Exercise aim:
Copy every line below where the string "years" is found.
___
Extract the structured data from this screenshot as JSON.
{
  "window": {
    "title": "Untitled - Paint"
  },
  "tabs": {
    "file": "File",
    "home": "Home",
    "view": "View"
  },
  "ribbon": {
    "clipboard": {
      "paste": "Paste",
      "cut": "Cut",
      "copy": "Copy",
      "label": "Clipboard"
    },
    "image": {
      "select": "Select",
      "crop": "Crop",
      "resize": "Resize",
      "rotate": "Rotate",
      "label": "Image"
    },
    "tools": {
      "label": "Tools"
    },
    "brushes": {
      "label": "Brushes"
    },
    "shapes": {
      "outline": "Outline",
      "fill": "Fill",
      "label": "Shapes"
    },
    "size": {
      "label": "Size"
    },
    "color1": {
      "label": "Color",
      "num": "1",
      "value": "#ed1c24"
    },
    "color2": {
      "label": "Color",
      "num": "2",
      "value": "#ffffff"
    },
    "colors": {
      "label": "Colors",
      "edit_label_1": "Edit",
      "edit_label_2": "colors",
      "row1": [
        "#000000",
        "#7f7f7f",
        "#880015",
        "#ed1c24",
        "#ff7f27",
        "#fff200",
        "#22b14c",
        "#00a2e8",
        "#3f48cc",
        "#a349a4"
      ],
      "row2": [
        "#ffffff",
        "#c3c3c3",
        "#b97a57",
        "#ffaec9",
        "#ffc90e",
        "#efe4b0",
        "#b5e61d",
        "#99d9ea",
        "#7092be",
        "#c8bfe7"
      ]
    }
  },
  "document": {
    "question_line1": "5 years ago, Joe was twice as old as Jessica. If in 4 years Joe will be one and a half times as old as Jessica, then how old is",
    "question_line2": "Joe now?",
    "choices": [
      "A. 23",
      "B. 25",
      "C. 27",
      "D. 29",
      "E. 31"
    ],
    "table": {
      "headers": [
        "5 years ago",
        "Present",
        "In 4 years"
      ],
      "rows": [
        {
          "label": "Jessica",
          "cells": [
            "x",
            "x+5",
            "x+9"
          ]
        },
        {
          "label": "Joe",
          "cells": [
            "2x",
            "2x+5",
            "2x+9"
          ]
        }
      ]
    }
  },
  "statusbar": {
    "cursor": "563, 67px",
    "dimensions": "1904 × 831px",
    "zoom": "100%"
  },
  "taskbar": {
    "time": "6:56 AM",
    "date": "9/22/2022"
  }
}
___
Answer space:
    "question_line1": "5 years ago, Joe was twice as old as Jessica. If in 4 years Joe will be one and a half times as old as Jessica, then how old is",
        "5 years ago",
        "In 4 years"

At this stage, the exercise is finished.